Hollywood icon Dennis Quaid chats about new podcast

With a resumé of films that includes “Breaking Away,” “The Right Stuff,” “Frequency,” “The Rookie,” “The Parent Trap” and “A Dog’s Journey,” Dennis Quaid has been a Hollywood staple for more than four decades.

Those in the Ridgefield area know that Quaid is also something of a rockstar, fronting the band Dennis Quaid & the Sharks, which plays at the Ridgefield Playhouse year after year.

Now, the Hollywood legend has added podcaster to his impressive list of credits. Quaid recently teamed with Audio Up founder and CEO Jared Gutstadt to release his first podcast interview series appropriately titled, “The Dennissance.”

Keith Loria: Where did you get the idea to do a podcast?

Dennis Quaid: I had not even heard of podcasts until I was asked by iHeart Media’s Jared Gutstadt to host “Bear and a Banjo” a couple of years ago and it turned out to be the No. 2 music podcast. From there, Jared and I decided to start our slate of shows, so we’re sort of like a podcast studio. I have the interview show, which is “The Dennissance,” and we have another slate of reality shows and some comedies. We’re also going to be doing more. It’s a very exciting time.

KL: Who will you be talking to on “The Dennissance” show?

DQ: It’s people who I have known in my life and it’s fun to find out what makes them tick in a different way than you might see in other interviews. I like to have people on who have other interests outside of what we know them for. And they have to be a good talker. It’s a great way to tell stories and let people use their imagination.

KL: What sort of setup do you have? Do you run the podcast from a home studio?

DQ: My home studio is getting there. Right now, it’s a laptop and a phone on a tripod. My first guest was Billy Ray Cyrus, which was done in person, which is a great way to develop chemistry with someone when you’re interviewing them in the same room. Everything else has been done during the lockdown and interviewing guests on Zoom.

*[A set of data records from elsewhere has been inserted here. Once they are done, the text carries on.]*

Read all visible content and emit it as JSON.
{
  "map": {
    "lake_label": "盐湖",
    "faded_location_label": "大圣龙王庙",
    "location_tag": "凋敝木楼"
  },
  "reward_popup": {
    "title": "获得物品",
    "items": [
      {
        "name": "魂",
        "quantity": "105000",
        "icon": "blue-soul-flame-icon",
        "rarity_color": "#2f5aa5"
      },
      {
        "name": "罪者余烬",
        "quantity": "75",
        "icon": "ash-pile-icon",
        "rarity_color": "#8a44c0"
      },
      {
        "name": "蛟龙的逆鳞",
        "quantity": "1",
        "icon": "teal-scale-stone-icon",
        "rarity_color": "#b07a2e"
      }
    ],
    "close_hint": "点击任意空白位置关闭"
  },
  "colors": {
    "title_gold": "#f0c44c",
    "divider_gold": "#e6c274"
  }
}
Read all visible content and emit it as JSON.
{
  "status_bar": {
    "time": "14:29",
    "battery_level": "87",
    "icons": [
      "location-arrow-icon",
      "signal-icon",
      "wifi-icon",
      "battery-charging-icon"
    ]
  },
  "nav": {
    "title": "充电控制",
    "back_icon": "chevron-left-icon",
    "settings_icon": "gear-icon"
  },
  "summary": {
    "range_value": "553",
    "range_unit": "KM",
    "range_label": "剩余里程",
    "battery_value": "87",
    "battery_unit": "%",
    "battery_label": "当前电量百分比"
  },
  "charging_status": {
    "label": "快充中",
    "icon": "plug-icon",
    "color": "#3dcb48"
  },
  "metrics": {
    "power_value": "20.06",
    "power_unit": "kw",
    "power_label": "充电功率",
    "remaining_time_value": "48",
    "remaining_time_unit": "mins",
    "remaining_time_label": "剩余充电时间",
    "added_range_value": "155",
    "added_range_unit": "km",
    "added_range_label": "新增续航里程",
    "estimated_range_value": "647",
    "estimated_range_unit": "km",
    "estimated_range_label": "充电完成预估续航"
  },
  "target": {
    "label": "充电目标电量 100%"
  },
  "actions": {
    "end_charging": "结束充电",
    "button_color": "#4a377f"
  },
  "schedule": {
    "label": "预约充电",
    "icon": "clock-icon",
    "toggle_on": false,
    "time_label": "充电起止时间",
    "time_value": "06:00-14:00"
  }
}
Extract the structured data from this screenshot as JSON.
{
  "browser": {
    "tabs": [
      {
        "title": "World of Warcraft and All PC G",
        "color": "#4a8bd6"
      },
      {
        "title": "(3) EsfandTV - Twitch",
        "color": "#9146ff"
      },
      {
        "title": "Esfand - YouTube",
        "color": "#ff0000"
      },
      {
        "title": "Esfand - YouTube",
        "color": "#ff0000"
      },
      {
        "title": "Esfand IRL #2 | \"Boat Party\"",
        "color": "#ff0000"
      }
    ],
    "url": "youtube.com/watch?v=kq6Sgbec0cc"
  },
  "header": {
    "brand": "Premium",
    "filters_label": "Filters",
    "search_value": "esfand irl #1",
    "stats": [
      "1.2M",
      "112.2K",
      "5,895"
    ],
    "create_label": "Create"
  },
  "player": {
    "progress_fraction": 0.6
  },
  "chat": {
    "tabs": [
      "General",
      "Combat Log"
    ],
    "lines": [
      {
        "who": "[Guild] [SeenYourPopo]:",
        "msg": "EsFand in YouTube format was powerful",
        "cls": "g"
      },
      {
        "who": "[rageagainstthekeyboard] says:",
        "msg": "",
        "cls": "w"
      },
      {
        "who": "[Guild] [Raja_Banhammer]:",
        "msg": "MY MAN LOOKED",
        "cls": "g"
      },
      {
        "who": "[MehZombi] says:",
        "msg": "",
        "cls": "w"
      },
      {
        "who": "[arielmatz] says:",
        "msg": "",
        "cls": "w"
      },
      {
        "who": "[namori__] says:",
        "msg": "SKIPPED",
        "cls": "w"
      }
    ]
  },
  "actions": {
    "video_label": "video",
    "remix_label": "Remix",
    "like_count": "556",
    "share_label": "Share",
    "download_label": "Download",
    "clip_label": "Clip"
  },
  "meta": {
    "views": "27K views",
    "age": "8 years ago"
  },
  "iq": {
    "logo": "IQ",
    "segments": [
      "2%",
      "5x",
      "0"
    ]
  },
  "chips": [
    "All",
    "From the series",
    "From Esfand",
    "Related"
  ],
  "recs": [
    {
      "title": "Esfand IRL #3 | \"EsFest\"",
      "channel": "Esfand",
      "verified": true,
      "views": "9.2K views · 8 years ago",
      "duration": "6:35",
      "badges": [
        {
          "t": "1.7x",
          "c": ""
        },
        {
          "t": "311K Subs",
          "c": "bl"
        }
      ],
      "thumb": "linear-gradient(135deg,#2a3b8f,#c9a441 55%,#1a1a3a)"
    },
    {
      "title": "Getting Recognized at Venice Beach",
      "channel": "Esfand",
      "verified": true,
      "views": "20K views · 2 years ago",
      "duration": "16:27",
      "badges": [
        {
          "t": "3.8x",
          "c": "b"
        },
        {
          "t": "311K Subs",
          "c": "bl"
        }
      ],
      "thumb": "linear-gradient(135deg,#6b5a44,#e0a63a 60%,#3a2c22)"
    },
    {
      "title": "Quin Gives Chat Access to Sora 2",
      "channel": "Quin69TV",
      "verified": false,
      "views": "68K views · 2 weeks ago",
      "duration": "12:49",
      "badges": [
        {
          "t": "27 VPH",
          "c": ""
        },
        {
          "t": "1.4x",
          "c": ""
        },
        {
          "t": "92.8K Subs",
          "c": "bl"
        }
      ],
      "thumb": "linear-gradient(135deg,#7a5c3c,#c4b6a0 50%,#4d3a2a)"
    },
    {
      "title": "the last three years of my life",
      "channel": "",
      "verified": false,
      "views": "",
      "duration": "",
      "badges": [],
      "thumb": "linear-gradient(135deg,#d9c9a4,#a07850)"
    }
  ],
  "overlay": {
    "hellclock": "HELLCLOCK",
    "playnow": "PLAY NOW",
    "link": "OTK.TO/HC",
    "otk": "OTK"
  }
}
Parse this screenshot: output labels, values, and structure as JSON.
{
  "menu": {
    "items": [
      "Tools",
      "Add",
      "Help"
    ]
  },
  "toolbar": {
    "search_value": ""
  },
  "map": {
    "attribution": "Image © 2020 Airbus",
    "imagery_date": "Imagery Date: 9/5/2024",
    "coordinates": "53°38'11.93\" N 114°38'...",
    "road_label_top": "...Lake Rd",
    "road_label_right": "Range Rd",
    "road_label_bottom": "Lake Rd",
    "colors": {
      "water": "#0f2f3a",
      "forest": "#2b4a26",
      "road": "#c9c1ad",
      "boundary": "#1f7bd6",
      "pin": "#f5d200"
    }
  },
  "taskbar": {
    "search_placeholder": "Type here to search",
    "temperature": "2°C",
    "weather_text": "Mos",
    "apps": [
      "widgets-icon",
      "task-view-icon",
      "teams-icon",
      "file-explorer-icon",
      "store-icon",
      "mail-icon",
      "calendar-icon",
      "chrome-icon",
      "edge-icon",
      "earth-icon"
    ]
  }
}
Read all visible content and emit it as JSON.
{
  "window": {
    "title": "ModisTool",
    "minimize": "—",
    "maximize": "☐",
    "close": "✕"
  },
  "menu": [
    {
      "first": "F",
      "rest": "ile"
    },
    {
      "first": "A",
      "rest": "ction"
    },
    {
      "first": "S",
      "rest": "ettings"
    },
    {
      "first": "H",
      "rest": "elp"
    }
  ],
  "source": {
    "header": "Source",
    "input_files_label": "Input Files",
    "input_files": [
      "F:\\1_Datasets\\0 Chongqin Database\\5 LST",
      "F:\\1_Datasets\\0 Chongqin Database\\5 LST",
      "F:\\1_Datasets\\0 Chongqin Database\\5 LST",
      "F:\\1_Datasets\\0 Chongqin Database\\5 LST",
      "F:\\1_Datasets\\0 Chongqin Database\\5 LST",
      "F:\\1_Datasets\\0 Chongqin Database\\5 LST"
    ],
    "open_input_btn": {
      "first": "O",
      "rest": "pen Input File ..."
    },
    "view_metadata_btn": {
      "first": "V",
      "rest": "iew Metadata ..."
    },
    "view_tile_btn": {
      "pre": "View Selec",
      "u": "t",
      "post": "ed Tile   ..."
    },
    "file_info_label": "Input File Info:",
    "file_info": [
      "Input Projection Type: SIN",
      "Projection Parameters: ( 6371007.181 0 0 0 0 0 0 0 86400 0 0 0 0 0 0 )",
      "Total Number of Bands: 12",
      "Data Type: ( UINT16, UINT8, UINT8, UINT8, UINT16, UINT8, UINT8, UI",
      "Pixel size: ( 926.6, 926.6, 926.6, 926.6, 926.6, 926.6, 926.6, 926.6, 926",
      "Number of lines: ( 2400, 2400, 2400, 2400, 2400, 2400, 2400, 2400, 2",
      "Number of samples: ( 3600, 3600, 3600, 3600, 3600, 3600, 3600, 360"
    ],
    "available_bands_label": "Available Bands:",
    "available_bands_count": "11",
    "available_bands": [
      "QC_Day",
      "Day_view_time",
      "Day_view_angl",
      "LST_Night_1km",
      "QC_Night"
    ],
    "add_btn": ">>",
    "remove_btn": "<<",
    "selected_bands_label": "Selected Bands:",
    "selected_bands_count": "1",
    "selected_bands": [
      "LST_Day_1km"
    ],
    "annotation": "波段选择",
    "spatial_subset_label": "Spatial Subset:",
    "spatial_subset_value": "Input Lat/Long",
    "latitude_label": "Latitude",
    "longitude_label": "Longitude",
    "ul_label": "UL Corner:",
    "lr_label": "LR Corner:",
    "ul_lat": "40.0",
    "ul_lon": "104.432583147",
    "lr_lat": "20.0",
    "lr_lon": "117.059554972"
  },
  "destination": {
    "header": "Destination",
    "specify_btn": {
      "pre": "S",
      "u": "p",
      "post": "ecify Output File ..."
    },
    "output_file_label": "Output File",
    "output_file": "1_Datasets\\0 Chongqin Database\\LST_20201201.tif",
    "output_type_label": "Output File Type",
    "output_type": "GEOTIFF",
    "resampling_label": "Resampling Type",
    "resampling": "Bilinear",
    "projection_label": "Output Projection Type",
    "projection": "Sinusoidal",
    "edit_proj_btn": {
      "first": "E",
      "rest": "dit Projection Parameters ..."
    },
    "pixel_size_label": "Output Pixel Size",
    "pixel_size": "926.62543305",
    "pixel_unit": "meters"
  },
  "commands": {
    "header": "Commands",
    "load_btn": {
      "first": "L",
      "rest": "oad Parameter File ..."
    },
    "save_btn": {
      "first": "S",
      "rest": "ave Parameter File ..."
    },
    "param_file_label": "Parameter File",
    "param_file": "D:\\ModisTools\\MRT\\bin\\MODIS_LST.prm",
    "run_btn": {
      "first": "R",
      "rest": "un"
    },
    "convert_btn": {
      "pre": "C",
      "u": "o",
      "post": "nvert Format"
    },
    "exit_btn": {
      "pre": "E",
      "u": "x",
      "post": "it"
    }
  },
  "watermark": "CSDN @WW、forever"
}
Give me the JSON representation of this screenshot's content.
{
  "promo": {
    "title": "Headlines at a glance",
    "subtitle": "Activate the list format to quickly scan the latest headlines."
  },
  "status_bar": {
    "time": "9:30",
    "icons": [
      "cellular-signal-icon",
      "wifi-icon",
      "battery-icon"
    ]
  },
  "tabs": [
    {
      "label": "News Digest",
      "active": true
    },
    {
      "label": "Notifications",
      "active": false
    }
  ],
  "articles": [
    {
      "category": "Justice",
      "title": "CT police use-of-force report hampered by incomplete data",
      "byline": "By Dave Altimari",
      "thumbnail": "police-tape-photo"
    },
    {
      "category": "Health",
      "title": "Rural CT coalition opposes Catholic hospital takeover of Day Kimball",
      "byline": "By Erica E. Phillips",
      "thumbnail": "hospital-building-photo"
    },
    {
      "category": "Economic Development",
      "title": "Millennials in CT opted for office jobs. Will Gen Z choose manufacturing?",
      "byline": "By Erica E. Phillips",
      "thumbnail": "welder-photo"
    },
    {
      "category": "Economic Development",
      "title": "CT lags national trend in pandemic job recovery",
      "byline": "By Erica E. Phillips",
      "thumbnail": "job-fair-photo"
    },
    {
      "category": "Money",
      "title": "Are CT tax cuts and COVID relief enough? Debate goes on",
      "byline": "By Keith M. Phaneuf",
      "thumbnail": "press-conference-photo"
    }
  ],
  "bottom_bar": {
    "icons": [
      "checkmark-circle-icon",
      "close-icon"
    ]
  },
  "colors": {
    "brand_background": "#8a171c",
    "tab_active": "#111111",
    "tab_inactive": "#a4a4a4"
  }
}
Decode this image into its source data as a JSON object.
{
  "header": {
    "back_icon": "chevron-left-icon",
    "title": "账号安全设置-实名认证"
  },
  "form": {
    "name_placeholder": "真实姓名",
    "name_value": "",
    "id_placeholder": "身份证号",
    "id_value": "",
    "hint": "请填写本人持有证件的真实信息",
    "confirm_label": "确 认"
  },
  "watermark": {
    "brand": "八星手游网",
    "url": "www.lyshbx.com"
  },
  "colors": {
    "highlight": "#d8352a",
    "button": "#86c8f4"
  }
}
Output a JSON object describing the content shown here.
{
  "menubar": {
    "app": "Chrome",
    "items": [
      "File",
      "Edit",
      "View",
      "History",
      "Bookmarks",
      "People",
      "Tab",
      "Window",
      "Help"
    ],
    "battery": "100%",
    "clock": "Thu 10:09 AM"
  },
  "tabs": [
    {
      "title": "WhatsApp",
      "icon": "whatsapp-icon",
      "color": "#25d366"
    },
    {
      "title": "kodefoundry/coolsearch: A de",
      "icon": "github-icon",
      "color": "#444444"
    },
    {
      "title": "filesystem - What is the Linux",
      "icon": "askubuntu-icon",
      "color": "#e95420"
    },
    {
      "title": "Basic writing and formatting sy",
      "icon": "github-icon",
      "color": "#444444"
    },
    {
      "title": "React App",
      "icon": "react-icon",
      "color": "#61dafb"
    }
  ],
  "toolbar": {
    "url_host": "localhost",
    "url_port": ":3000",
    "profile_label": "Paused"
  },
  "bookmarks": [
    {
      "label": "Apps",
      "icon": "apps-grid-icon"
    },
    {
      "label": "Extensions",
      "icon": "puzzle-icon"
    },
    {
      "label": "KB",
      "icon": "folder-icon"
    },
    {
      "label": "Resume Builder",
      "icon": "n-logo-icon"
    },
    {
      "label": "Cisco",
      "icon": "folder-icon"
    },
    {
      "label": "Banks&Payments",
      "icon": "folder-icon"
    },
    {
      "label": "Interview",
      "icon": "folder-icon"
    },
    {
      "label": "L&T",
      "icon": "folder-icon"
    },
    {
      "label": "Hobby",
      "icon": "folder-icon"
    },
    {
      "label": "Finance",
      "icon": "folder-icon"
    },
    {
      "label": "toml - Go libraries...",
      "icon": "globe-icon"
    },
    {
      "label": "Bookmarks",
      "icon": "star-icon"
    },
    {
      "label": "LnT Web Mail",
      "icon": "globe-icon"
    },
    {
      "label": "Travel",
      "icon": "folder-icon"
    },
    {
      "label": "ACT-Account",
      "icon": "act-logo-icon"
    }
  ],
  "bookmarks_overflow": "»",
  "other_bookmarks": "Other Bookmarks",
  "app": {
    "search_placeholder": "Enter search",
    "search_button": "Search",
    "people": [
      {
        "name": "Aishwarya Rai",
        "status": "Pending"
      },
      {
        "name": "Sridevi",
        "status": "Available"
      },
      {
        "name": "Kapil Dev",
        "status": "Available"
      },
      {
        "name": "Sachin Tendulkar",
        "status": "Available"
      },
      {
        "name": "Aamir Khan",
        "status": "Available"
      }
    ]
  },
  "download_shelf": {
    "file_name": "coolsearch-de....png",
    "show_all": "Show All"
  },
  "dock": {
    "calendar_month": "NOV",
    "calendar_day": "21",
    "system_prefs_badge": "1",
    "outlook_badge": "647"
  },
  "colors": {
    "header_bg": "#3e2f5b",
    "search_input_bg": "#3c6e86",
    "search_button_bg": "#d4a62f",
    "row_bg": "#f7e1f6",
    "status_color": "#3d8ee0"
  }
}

KL: Does doing interviews on Zoom make it more challenging because you’re not in the same room?

DQ: I find that if you just let people talk, they do the job for you. But I do like the chemistry of being in the same room with someone.

KL: You have been doing the late-night talk shows for years. Did you ever think that you would be interviewing people yourself?

DQ: I never thought I would be doing that, but as an actor, all the different roles I have played, there is always research going into finding out about the character or meeting the person I am playing and finding out what makes that tick. That’s my favorite part of movie making. I brought that research method to my podcast.

KL: As the show goes on, do you find that you’re getting more comfortable and establishing your own style?

DQ: For sure. At first, there was a tingle of fear down my spine, which makes me think that maybe I should try something like that because it takes me out of my comfort zone. Being the interviewer, it definitely was not my comfort zone but as time goes by, I’m really learning to enjoy it.

KL: How long do the interviews tend to run because I know sometimes things are cut out and edited.

DQ: I’m finding that an hour is about the usual time and it always feels that it went by really fast.

KL: Who are some dream people you would like to have on as future guests?

DQ: I would love to have Bill Clinton on and not talk politics at all. I’ve had a very lucky life and have known so many different kinds of people from so many different walks of life, so there’s no end to the people I would love to talk to.

KL: Do you find yourself influenced by any of the great interviewers of our time — Carson, Leno or anyone like that?

DQ: I remember a show, “The Tomorrow Show,” [hosted by Tom Snyder] and you felt like you were in a lounge after hours talking things over. I like to think it’s like that.

KL: Without picking favorites, who is one of the more interesting guests you’ve had on lately that you think people will enjoy listening to?

DQ: I had Albert Pujols on during the lockdown, and he’s a baseball player from the Angels, and I really got to know about from where he came in the Dominican Republic, and that was very interesting. It was very much an American dream story come true. It was very heartfelt and genuine.

KL: What other guests do you have coming up?

DQ: We just taped a “Parent Trap” reunion, which was the first time all of us had been together in quite a while. I turned the tables on Adam Carolla and I had my good friend Billy Bob Thornton. Also, Tanya Tucker is a really great interview. We’re just going to keep it going.

KL: You mentioned “The Parent Trap”, will you be doing any other movie reunions?

DQ: I would love to. I’m hoping to get Jamie Foxx and LL Cool J together for an “Any Given Sunday” reunion. That would be fantastic.

KL: With summer coming up, this is usually the time you’d be heading out with your band and making a stop at Ridgefield. How have you been scratching your music itch during the stay-at-home time?

DQ: I’ve been focusing on piano, which I learned a bit of when I played Jerry Lee Lewis back in the ’80s. It’s given me time to sit down and play about 4-5 hours a day and really take a master course in it. It’s been really gratifying.